The tort of intentional infliction of emotional distress has four elements: (1) the defendant must act intentionally or recklessly; (2) the defendant's conduct must be extreme and outrageous; and (3) the conduct must be the cause (4) of severe emotional distress. Hyatt, 943 S.W.2d at 297. Although case law does not provide us with a precise definition of "extreme and outrageous," the test adopted by Missouri courts for actionable conduct is that the conduct must be "so outrageous in character, and so extreme in degree, as to go beyond all possible bounds of decency, and to be regarded as atrocious, and utterly intolerable in a civilized community." Restatement (Second) of Torts section 46 cmt. d (1965). The defendant's conduct must be more than malicious and intentional; and liability does not extend to mere insults, indignities, threats, annoyances, or petty oppressions. Viehweg v. Vic Tanny Intern. of Missouri, Inc., 732 S.W.2d 212, 213 (Mo.App.1987). "It is for the court to determine, in the first instance, whether the defendant's conduct may reasonably be regarded as so extreme and outrageous as to permit recovery...." Restatement (Second) of Torts section 46 cmt. h (1965). The court must determine whether an average member of the community upon learning of the facts alleged by plaintiff would exclaim "outrageous!" Viehweg, 732 S.W.2d at 213.
 Applying the elements for intentional infliction of emotional distress to the allegations in plaintiff's petition, we find that she stated a cause of action against INROADS. INROADS' behavior, as described in plaintiff's petition, was not just mean-spirited or boorish; rather its conduct reflected a calculated plan to cause plaintiff emotional harm. The alleged motive behind INROADS' conduct was retaliation for plaintiff's exposing misrepresentations by her immediate supervisor which falsely enhanced the performance of INROADS' St. Louis operation. All of the acts attributed to INROADS, taken together, were so outrageous as to be utterly intolerable in a civilized community. Plaintiff's petition stated a cause of action against INROADS for the intentional infliction of emotional distress. [FN1]
FN1. Some Missouri courts have extrapolated the standard for the negligent infliction of emotional distress to intentional infliction of emotional distress cases and required under Bass v. Nooney Co., 646 S.W.2d 765, 772-773 (Mo. banc 1983) that the emotional distress be medically diagnosable and medically significant.

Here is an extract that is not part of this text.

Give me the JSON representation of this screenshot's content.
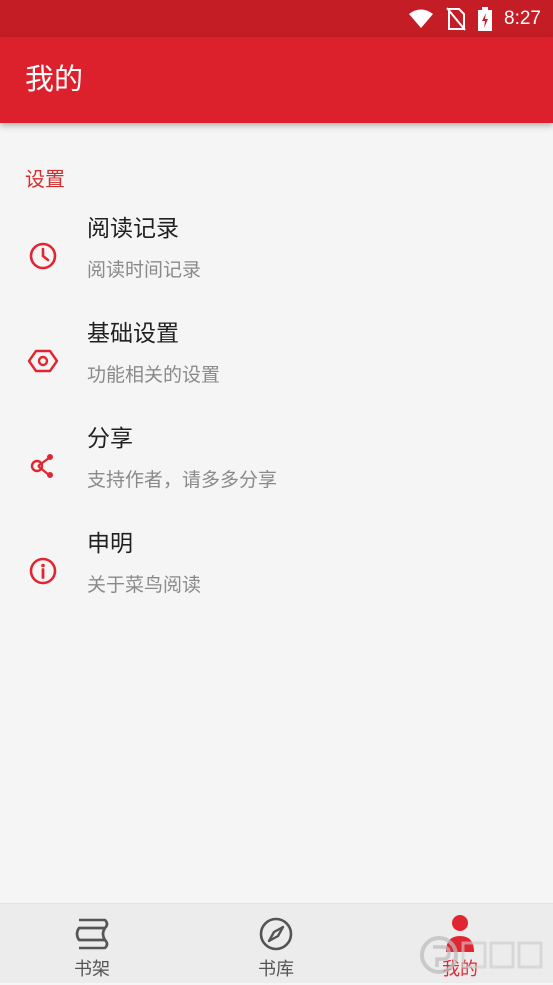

Hyatt, 943 S.W.2d at 297; see also Young, 664 S.W.2d at 265. If the Bass test is applicable to intentional infliction of emotional distress cases, plaintiff satisfied that test by pleading in her petition that the emotional distress she suffered was medically diagnosable and significant and required her to seek medical treatment.
Polk v. INROADS/St. Louis, Inc., 951 S.W.2d 646, 648 (Mo.App. E.D. Jul 22, 1997)

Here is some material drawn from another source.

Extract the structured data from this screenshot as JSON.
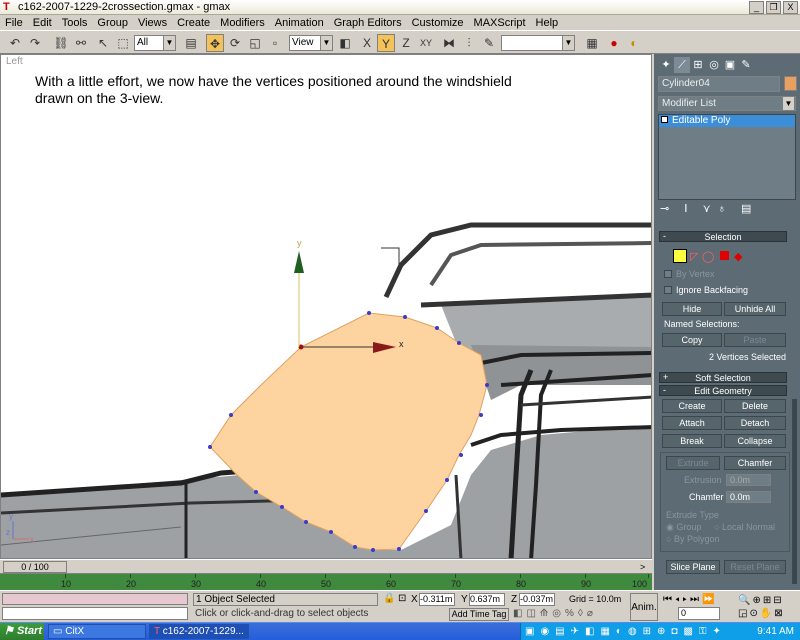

The Climate Change and Public Health Law Site
The Best on the WWW Since 1995!
Copyright as to non-public domain materials
See DR-KATE.COM for home hurricane and disaster preparation
See WWW.EPR-ART.COM for photography of southern Louisiana and Hurricane Katrina
Professor Edward P. Richards, III, JD, MPH - Webmaster